For example, Apple CEO Tim Cook received a concerned email in 2015 from a passionate customer about the launch of the Apple Watch. It would have been easy for Cook to dismiss the email as the ranting of a fan with insane expectations, but he instead asked a member of Apple’s executive team to call the customer and discuss his concerns. The Apple enthusiast posted a buzzworthy message about the exchange on the MacRumors online message forum, which set off a chain reaction of adoration for the technology company. One phone call (or email, tweet, or instant message) is all it takes to turn a dismayed customer into an ardent supporter.
2. Put yourself in their shoes.

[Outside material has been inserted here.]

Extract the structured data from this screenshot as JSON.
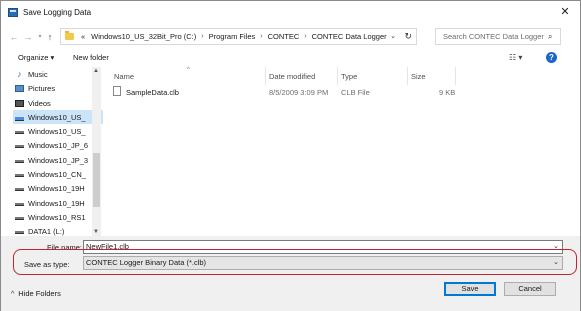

Empathy is a rare commodity in the business realm — that’s what makes it so powerful. Most companies ignore complaints and dismiss negative feedback. They forget that no response is a response: You’re telling customers that you don’t care about their problems enough to even acknowledge them.
If you’re not empathizing with customers, you’re certainly not winning advocates. Let complainers know that you’ve heard what they’re saying, and offer a simple “I’m sorry” when they need to hear it. Those two words can go a long way. Most upset customers won’t rant forever, and you’ll win people over by listening to their concerns and trying to understand their situation.
Sarah Maloy, former head of content marketing at Shutterstock, let empathy drive the personality of Shutterstock’s brand. Instead of having customer service representatives read from standard scripts, Maloy encouraged them to use honest, empathetic language. Don’t foster a customer service environment of groveling and capitulating, but show customers the kindness and respect they deserve.
3. Stay in the public eye.
Customers who criticize you publicly deserve public responses. Otherwise, their followers and readers will never realize that you cared. By handling the matter in private, you’re basically squandering the ability to showcase your stellar customer service. It’s fine to shift over to a private platform after the first response, but begin the conversation in the same channel where it started.
Your aim should be demonstrating your corporate values, beliefs, and even-handed temperament with rapid and public responses to criticism. Who knows? You might wind up with a swarm of supporters like Erin Pepper did when she worked at Le Pain Quotidien, an international chain of bakeries and cafes. She publicly acknowledged every complaining customer, and then she suggested they become secret shoppers in exchange for gift cards. Those customers who accepted Pepper’s offer gave her incredible insight into what was happening at Le Pain Quotidien locations at a relatively low cost.
The customer service fiasco involving United Airlines benefited at least one sector: the companies peddling antacids to stressed-out airline executives. Even if United fails to learn from this painful scenario, at least we can avoid stepping in a similar mess.
Stop gushing about your customer service because it's probably not as good as you think it is. A study from Bain & Company found that 80 percent of companies believe they already offer "superior" customer service; only 8 percent of their customers agree.
Listen to complaints, empathize with your biggest detractors, and stay in the public eye (provided the criticism originated in a public forum). Ditch the hot air, embrace your haters, and enjoy a groundswell of support from an army of new advocates.